Tackle crime all over Pittsburgh
The second South Side “blitz” last weekend by Pittsburgh police and city fire and building code enforcement officials resulted in more than 100 citations and eight arrests for unruly behavior.
While this probably won't offer a long-lasting solution, curbing drunken behavior in an area that invites drunken behavior is laudable.
The audible to start the blitz occurred after a police chase this month that began elsewhere but ended in the South Side. Two people in the suspect's car and a bystander on East Carson Street were shot by police, and an officer shot into an SUV.
Which illustrates the need to control the crowd in the South Side.
Ask the person next to you to name what they think is the roughest neighborhood in Pittsburgh. The South Side probably wouldn't be the first one named and probably wouldn't be mentioned at all. It should be, though.
The South Side was the scene of 125 violent crimes in 2011, the highest of any individually listed neighborhood in Pittsburgh's 2011 crime report. Homewood, in total, had a far worse 203 violent crimes, but the city report breaks that area into Homewood North (100) South (74) and West (29).
Downtown had 112 reported violent crimes, and East Liberty had 90 violent crimes, which include homicides, rapes, burglaries and aggravated assaults. So where is the blitz effort in these neighborhoods?
I posed that question to Joanna Doven, press secretary for Mayor Luke Ravenstahl.
“This is targeted at the nightlife activity,” she responded.
OK. But what does the city plan to do about other neighborhoods with high numbers of violent crime?
Doven didn't elaborate, saying only: “Write the story you want to write.”
That's not exactly the response I'd expect, however, from the spokesperson for a mayor in an election year, but OK. I'll do that.
I want to write that not all high-crime areas have bars on every window, but they do have residents with children who are worried about crime.
They're people who find strange cars idling in front of their homes whose passengers are either ingesting drugs or waiting for a drug drop. In the summer, residents in those neighborhoods hear spurts of gunfire.
When Ravenstahl announced the blitz, he said one reason was “restoring the quality of life that each and every Pittsburgh resident deserves.” True, you shouldn't be robbed or worse on a Saturday night in the South Side — or anywhere else in the city.
I want to write that the mayor has a plan for other neighborhoods, even if it doesn't have a catchy, football-related name.
I'm sure they're working on it.
Nafari Vanaski is a staff writer for Trib Total Media. She can be reached at 412-856-7400, ext. 8669, at firstname.lastname@example.org or on Twitter @NafariTrib.
Show commenting policy
TribLive commenting policy
You are solely responsible for your comments and by using TribLive.com you agree to our Terms of Service.
We moderate comments. Our goal is to provide substantive commentary for a general readership. By screening submissions, we provide a space where readers can share intelligent and informed commentary that enhances the quality of our news and information.
While most comments will be posted if they are on-topic and not abusive, moderating decisions are subjective. We will make them as carefully and consistently as we can. Because of the volume of reader comments, we cannot review individual moderation decisions with readers.

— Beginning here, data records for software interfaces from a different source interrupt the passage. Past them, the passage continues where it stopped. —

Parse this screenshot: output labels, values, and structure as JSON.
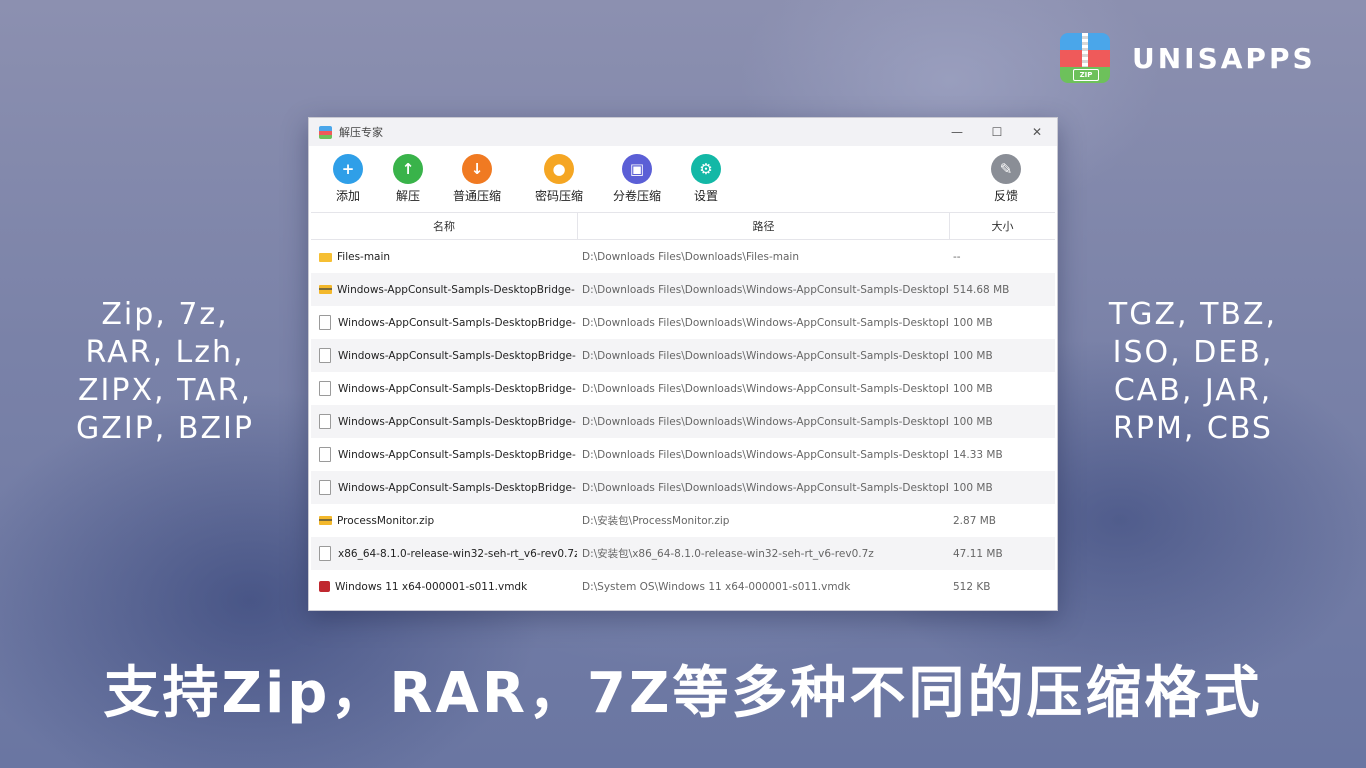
{
  "brand": {
    "name": "UNISAPPS",
    "logo_text": "ZIP"
  },
  "formats_left": [
    "Zip, 7z,",
    "RAR, Lzh,",
    "ZIPX, TAR,",
    "GZIP, BZIP"
  ],
  "formats_right": [
    "TGZ, TBZ,",
    "ISO, DEB,",
    "CAB, JAR,",
    "RPM, CBS"
  ],
  "caption": "支持Zip，RAR，7Z等多种不同的压缩格式",
  "window": {
    "title": "解压专家",
    "controls": {
      "minimize": "—",
      "maximize": "☐",
      "close": "✕"
    }
  },
  "toolbar": {
    "add": "添加",
    "extract": "解压",
    "compress": "普通压缩",
    "password_compress": "密码压缩",
    "split_compress": "分卷压缩",
    "settings": "设置",
    "feedback": "反馈"
  },
  "table": {
    "headers": {
      "name": "名称",
      "path": "路径",
      "size": "大小"
    },
    "rows": [
      {
        "icon": "folder",
        "name": "Files-main",
        "path": "D:\\Downloads Files\\Downloads\\Files-main",
        "size": "--"
      },
      {
        "icon": "archive",
        "name": "Windows-AppConsult-Sampls-DesktopBridge-",
        "path": "D:\\Downloads Files\\Downloads\\Windows-AppConsult-Sampls-DesktopB",
        "size": "514.68 MB"
      },
      {
        "icon": "file",
        "name": "Windows-AppConsult-Sampls-DesktopBridge-",
        "path": "D:\\Downloads Files\\Downloads\\Windows-AppConsult-Sampls-DesktopB",
        "size": "100 MB"
      },
      {
        "icon": "file",
        "name": "Windows-AppConsult-Sampls-DesktopBridge-",
        "path": "D:\\Downloads Files\\Downloads\\Windows-AppConsult-Sampls-DesktopB",
        "size": "100 MB"
      },
      {
        "icon": "file",
        "name": "Windows-AppConsult-Sampls-DesktopBridge-",
        "path": "D:\\Downloads Files\\Downloads\\Windows-AppConsult-Sampls-DesktopB",
        "size": "100 MB"
      },
      {
        "icon": "file",
        "name": "Windows-AppConsult-Sampls-DesktopBridge-",
        "path": "D:\\Downloads Files\\Downloads\\Windows-AppConsult-Sampls-DesktopB",
        "size": "100 MB"
      },
      {
        "icon": "file",
        "name": "Windows-AppConsult-Sampls-DesktopBridge-",
        "path": "D:\\Downloads Files\\Downloads\\Windows-AppConsult-Sampls-DesktopB",
        "size": "14.33 MB"
      },
      {
        "icon": "file",
        "name": "Windows-AppConsult-Sampls-DesktopBridge-",
        "path": "D:\\Downloads Files\\Downloads\\Windows-AppConsult-Sampls-DesktopB",
        "size": "100 MB"
      },
      {
        "icon": "archive",
        "name": "ProcessMonitor.zip",
        "path": "D:\\安装包\\ProcessMonitor.zip",
        "size": "2.87 MB"
      },
      {
        "icon": "file",
        "name": "x86_64-8.1.0-release-win32-seh-rt_v6-rev0.7z",
        "path": "D:\\安装包\\x86_64-8.1.0-release-win32-seh-rt_v6-rev0.7z",
        "size": "47.11 MB"
      },
      {
        "icon": "disk",
        "name": "Windows 11 x64-000001-s011.vmdk",
        "path": "D:\\System OS\\Windows 11 x64-000001-s011.vmdk",
        "size": "512 KB"
      }
    ]
  },
  "colors": {
    "add": "#2f9fe8",
    "extract": "#39b34a",
    "compress": "#f07a22",
    "password_compress": "#f5a623",
    "split_compress": "#5b5fd6",
    "settings": "#13b8a6",
    "feedback": "#8a8e96"
  }
}
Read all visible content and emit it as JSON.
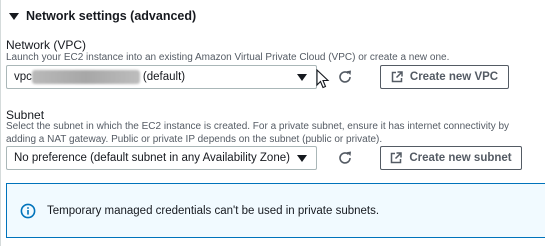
{
  "section": {
    "title": "Network settings (advanced)"
  },
  "network": {
    "label": "Network (VPC)",
    "description": "Launch your EC2 instance into an existing Amazon Virtual Private Cloud (VPC) or create a new one.",
    "selected_prefix": "vpc",
    "selected_suffix": "(default)",
    "create_button": "Create new VPC"
  },
  "subnet": {
    "label": "Subnet",
    "description": "Select the subnet in which the EC2 instance is created. For a private subnet, ensure it has internet connectivity by adding a NAT gateway. Public or private IP depends on the subnet (public or private).",
    "selected": "No preference (default subnet in any Availability Zone)",
    "create_button": "Create new subnet"
  },
  "alert": {
    "message": "Temporary managed credentials can't be used in private subnets."
  },
  "icons": {
    "section_toggle": "caret-down-icon",
    "refresh": "refresh-icon",
    "external_link": "external-link-icon",
    "info": "info-icon",
    "pointer": "mouse-cursor-icon"
  },
  "colors": {
    "info_border": "#0073bb",
    "info_background": "#f1faff",
    "secondary_text": "#545b64"
  }
}
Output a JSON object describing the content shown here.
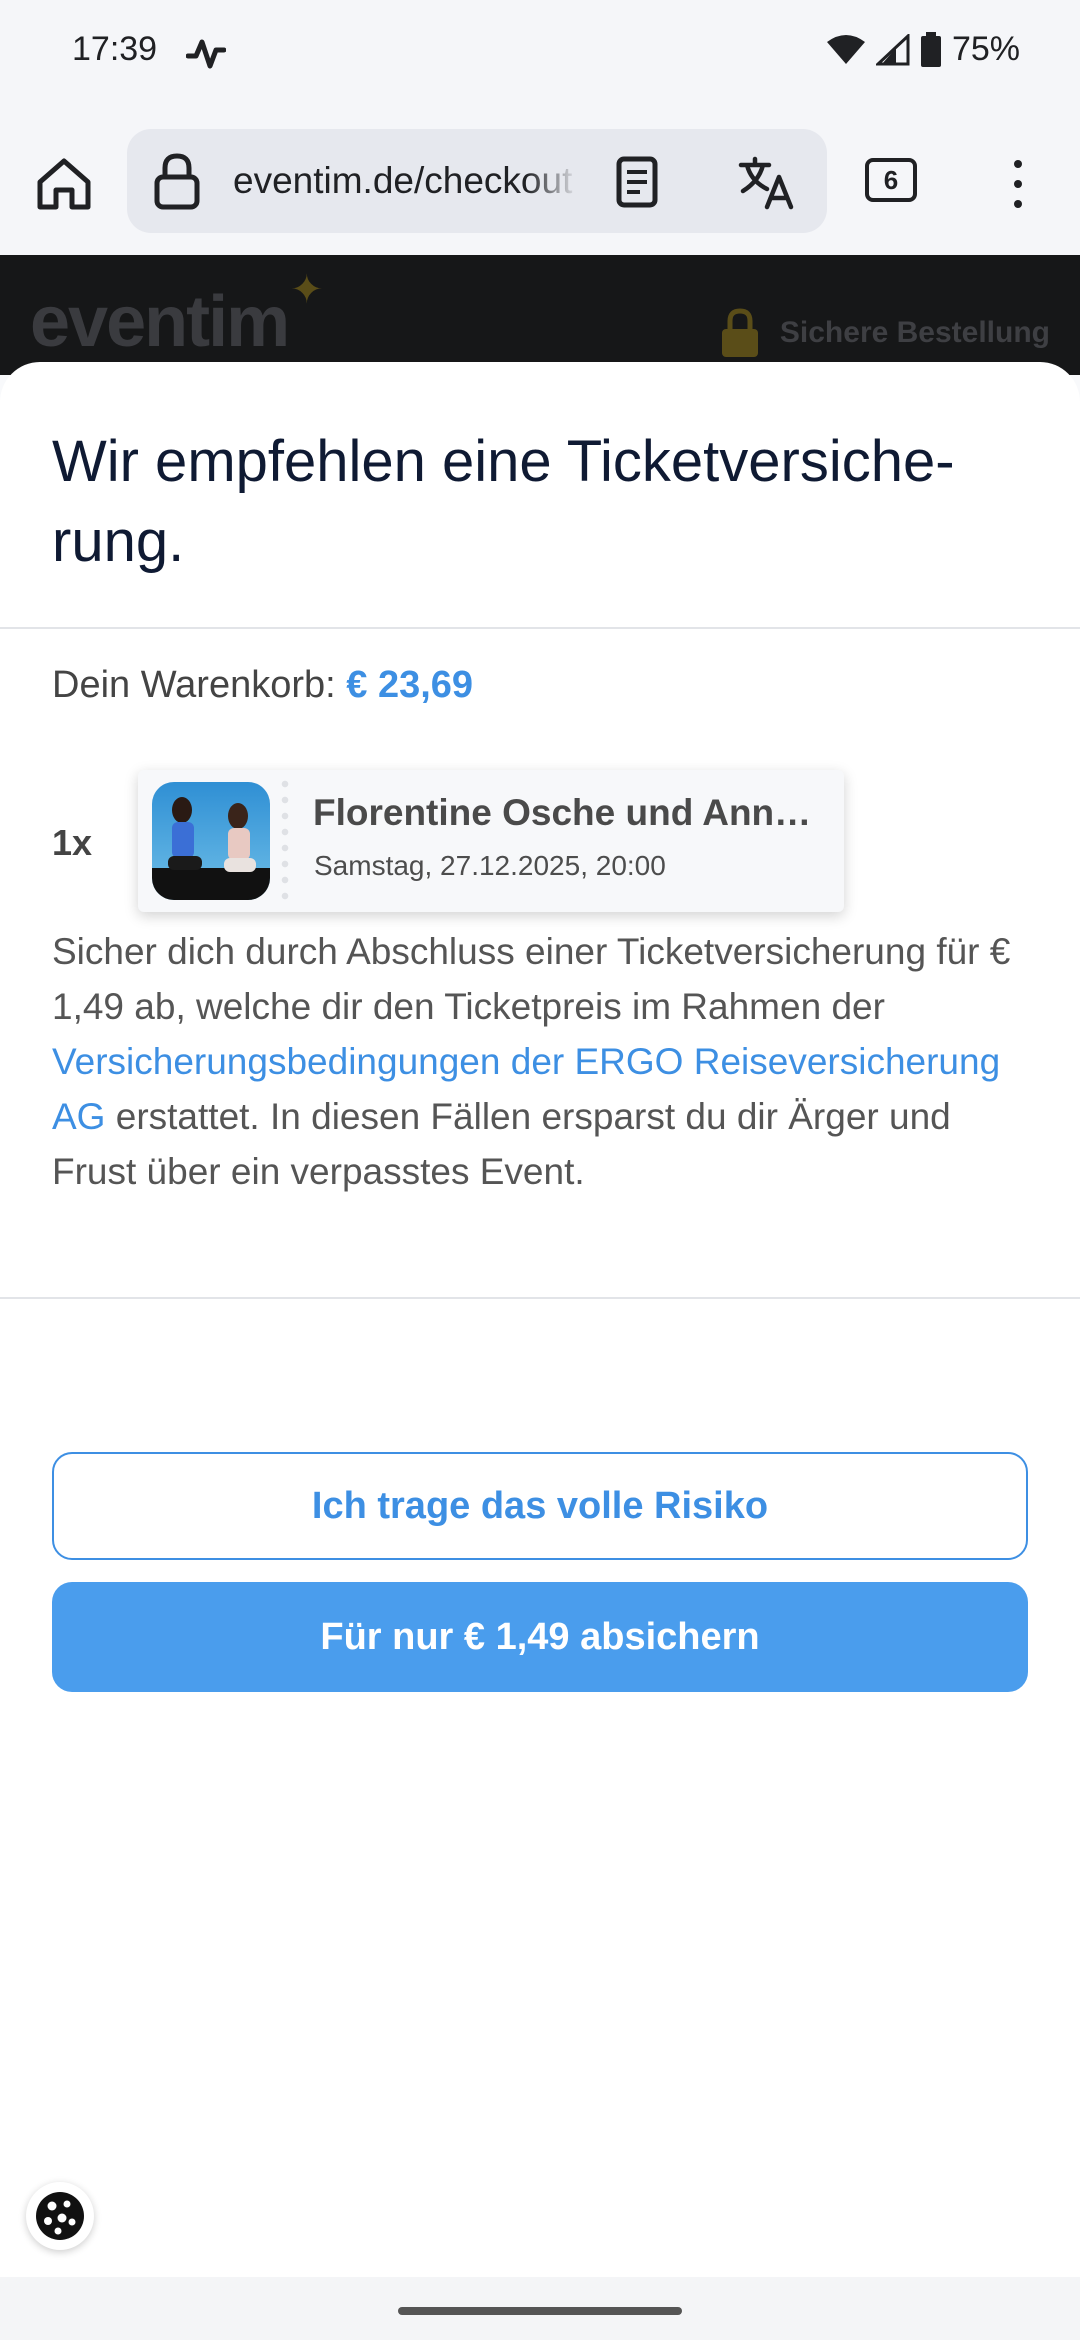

We value thoughtful comments representing a range of views that make their point quickly and politely. We make an effort to protect discussions from repeated comments either by the same reader or different readers.
We follow the same standards for taste as the daily newspaper. A few things we won't tolerate: personal attacks, obscenity, vulgarity, profanity (including expletives and letters followed by dashes), commercial promotion, impersonations, incoherence, proselytizing and SHOUTING. Don't include URLs to Web sites.
We do not edit comments. They are either approved or deleted. We reserve the right to edit a comment that is quoted or excerpted in an article. In this case, we may fix spelling and punctuation.
We welcome strong opinions and criticism of our work, but we don't want comments to become bogged down with discussions of our policies and we will moderate accordingly.
We appreciate it when readers and people quoted in articles or blog posts point out errors of fact or emphasis and will investigate all assertions. But these suggestions should be sent via e-mail. To avoid distracting other readers, we won't publish comments that suggest a correction. Instead, corrections will be made in a blog post or in an article.